I don't think it works the same way in apps. I used to be a huge appaholic. But, I think that's because I always spent so much time searching for a good task management app. I'd spend hours setting them up and I realized that I spent more time shuffling tasks from app to app than actually getting tasks done. With the Bullet Journal, all of that shuffling is eliminated because all of those tasks are in one place. You can tweak it so that the tasks hold a significance through the types of pages you use and the signifiers you incorporate. The simple process of migrating is where you're engaged with the words and your mind gets to get in on the action by helping you decide whether or not tasks are worth doing. I think that's something precious that simply can't be mirrored with an app and why I believe an app would never work for the Bullet Journal.
Sure, you can break down the components and digitize them, but at the end of it, the manual process of migration is taken away and that's where I think the real magic is and why the system works so well.
Writing things down by hand is the whole point of the Bullet Journal, it gets out of your way, and works the way you need it to.
- The key to the Bullet Journal is using it only for the things you need to have written down. Have a calendar system that works in the cloud such as Google calendar? That's great! So do I, so does Ryder (creator of the Bullet Journal), so do countless others. Don't feel pressured to add all the things when you don't need to.
- Listen to yourself. Does it feel like a bother to migrate your tasks? You're probably migrating too many. More importantly, you're dragging around too many unimportant and annoying tasks.
- Join some sort of community online. If it hadn't been for a chance encounter with the Google+ Bullet Journal community, I would have never tried the Bullet Journal again I'm sure, because though it seemed great, I needed to read about the way others adapted it to see how flexible it is and how I could make it work for my life. There's groups on Instagram, Facebook, Tumblr, and even Reddit. Ask questions, engage, and share your experiments. You may find an idea you've been looking for or you may read something that may inspire you to do something you'd never thought about before. Who knows, you may even be invited to share your own Bullet Journal over at the Bullet Journal website :)
- Above all, make your system your own. Don't feel like you need to add a lot or keep it completely spartan - do what feels right to you and go with that. Get inspiration from others, credit them, thank them, and relish in the awesome system you're putting together for your life. In the end, what matters the most is that you like how you're doing your system and whether it works for you.
If you'd like to check out the album of these photos in a really cool way, go to this album on Flickr, where you can see them in full-size and best resolution. I thought I'd start a Flickr for my Bullet Journal photos as a way to document my experiments in their loveliest and highest-res form :)

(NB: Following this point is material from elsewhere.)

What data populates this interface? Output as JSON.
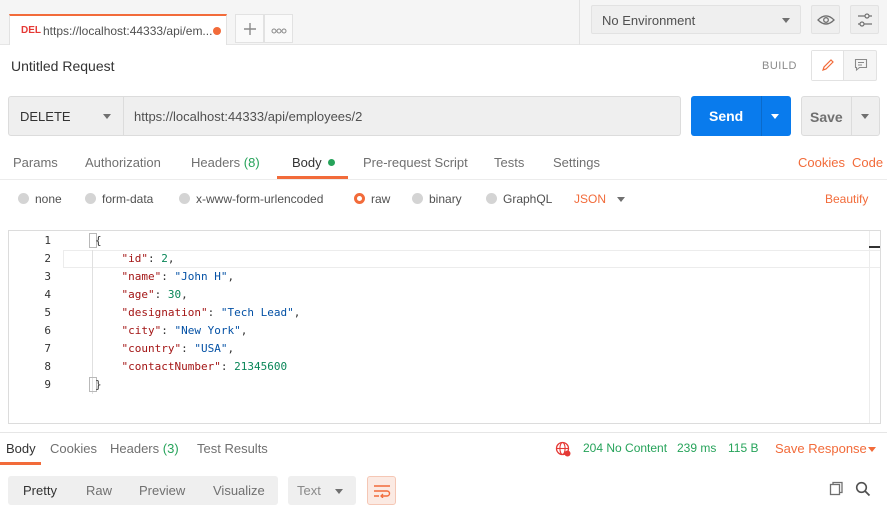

My biggest tip is to keep your eyes open for ideas. I've combined parts of a bunch of different ideas and have been inspired to come up with some of my own to place them all together in a system that work great for me that I love.

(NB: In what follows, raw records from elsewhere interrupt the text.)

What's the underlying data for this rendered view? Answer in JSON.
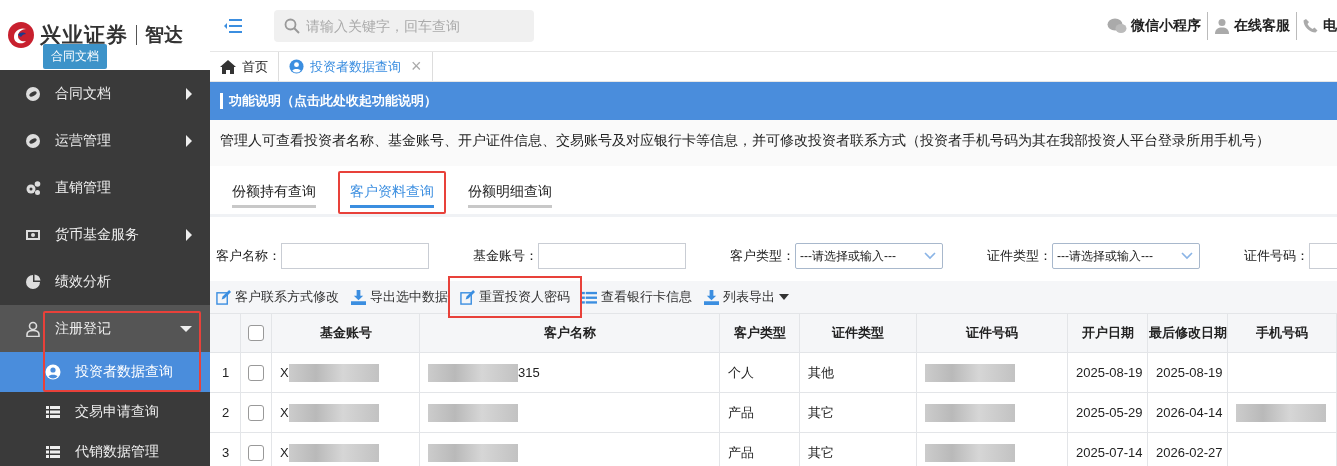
{
  "logo": {
    "name": "兴业证券",
    "product": "智达"
  },
  "tooltip": "合同文档",
  "sidebar": {
    "items": [
      {
        "label": "合同文档",
        "submenu": true,
        "expanded": false,
        "highlighted": false
      },
      {
        "label": "运营管理",
        "submenu": true,
        "expanded": false,
        "highlighted": false
      },
      {
        "label": "直销管理",
        "submenu": false,
        "expanded": false,
        "highlighted": false
      },
      {
        "label": "货币基金服务",
        "submenu": true,
        "expanded": false,
        "highlighted": false
      },
      {
        "label": "绩效分析",
        "submenu": false,
        "expanded": false,
        "highlighted": false
      },
      {
        "label": "注册登记",
        "submenu": true,
        "expanded": true,
        "highlighted": true,
        "children": [
          {
            "label": "投资者数据查询",
            "selected": true
          },
          {
            "label": "交易申请查询",
            "selected": false
          },
          {
            "label": "代销数据管理",
            "selected": false
          }
        ]
      }
    ]
  },
  "search": {
    "placeholder": "请输入关键字，回车查询"
  },
  "header_links": [
    {
      "label": "微信小程序"
    },
    {
      "label": "在线客服"
    },
    {
      "label": "电"
    }
  ],
  "page_tabs": [
    {
      "label": "首页",
      "selected": false
    },
    {
      "label": "投资者数据查询",
      "selected": true,
      "close": "×"
    }
  ],
  "info_bar": {
    "title": "功能说明（点击此处收起功能说明）",
    "description": "管理人可查看投资者名称、基金账号、开户证件信息、交易账号及对应银行卡等信息，并可修改投资者联系方式（投资者手机号码为其在我部投资人平台登录所用手机号）"
  },
  "query_tabs": [
    {
      "label": "份额持有查询",
      "selected": false,
      "highlighted": false
    },
    {
      "label": "客户资料查询",
      "selected": true,
      "highlighted": true
    },
    {
      "label": "份额明细查询",
      "selected": false,
      "highlighted": false
    }
  ],
  "filters": [
    {
      "label": "客户名称：",
      "kind": "text"
    },
    {
      "label": "基金账号：",
      "kind": "text"
    },
    {
      "label": "客户类型：",
      "kind": "select",
      "placeholder": "---请选择或输入---"
    },
    {
      "label": "证件类型：",
      "kind": "select",
      "placeholder": "---请选择或输入---"
    },
    {
      "label": "证件号码：",
      "kind": "text"
    }
  ],
  "toolbar": [
    {
      "label": "客户联系方式修改",
      "highlighted": false,
      "dropdown": false
    },
    {
      "label": "导出选中数据",
      "highlighted": false,
      "dropdown": false
    },
    {
      "label": "重置投资人密码",
      "highlighted": true,
      "dropdown": false
    },
    {
      "label": "查看银行卡信息",
      "highlighted": false,
      "dropdown": false
    },
    {
      "label": "列表导出",
      "highlighted": false,
      "dropdown": true
    }
  ],
  "table": {
    "all_checked": false,
    "columns": [
      "基金账号",
      "客户名称",
      "客户类型",
      "证件类型",
      "证件号码",
      "开户日期",
      "最后修改日期",
      "手机号码"
    ],
    "rows": [
      {
        "index": "1",
        "checked": false,
        "cells": [
          {
            "text": "X",
            "redacted": true
          },
          {
            "text": "315",
            "redacted": true
          },
          {
            "text": "个人"
          },
          {
            "text": "其他"
          },
          {
            "redacted": true
          },
          {
            "text": "2025-08-19"
          },
          {
            "text": "2025-08-19"
          },
          {}
        ]
      },
      {
        "index": "2",
        "checked": false,
        "cells": [
          {
            "text": "X",
            "redacted": true
          },
          {
            "redacted": true
          },
          {
            "text": "产品"
          },
          {
            "text": "其它"
          },
          {
            "redacted": true
          },
          {
            "text": "2025-05-29"
          },
          {
            "text": "2026-04-14"
          },
          {
            "redacted": true
          }
        ]
      },
      {
        "index": "3",
        "checked": false,
        "cells": [
          {
            "text": "X",
            "redacted": true
          },
          {
            "redacted": true
          },
          {
            "text": "产品"
          },
          {
            "text": "其它"
          },
          {
            "redacted": true
          },
          {
            "text": "2025-07-14"
          },
          {
            "text": "2026-02-27"
          },
          {}
        ]
      }
    ]
  }
}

Did you like this walk-through of my Bullet Journal?
I've been in a great groove with my Bullet Journal for a good number of months now, that has been working great for me, that I thought others might find helpful to see.
Thank you for checking out my set up for November 2015 :)
I bought this Azure Leuchtturm1917 with my own money from GouletPens. There may be Amazon affiliate links in this article, which means that if you click on a link and purchase something, I will get a small commission at no extra charge to you. Thank you for supporting Tiny Ray of Sunshine!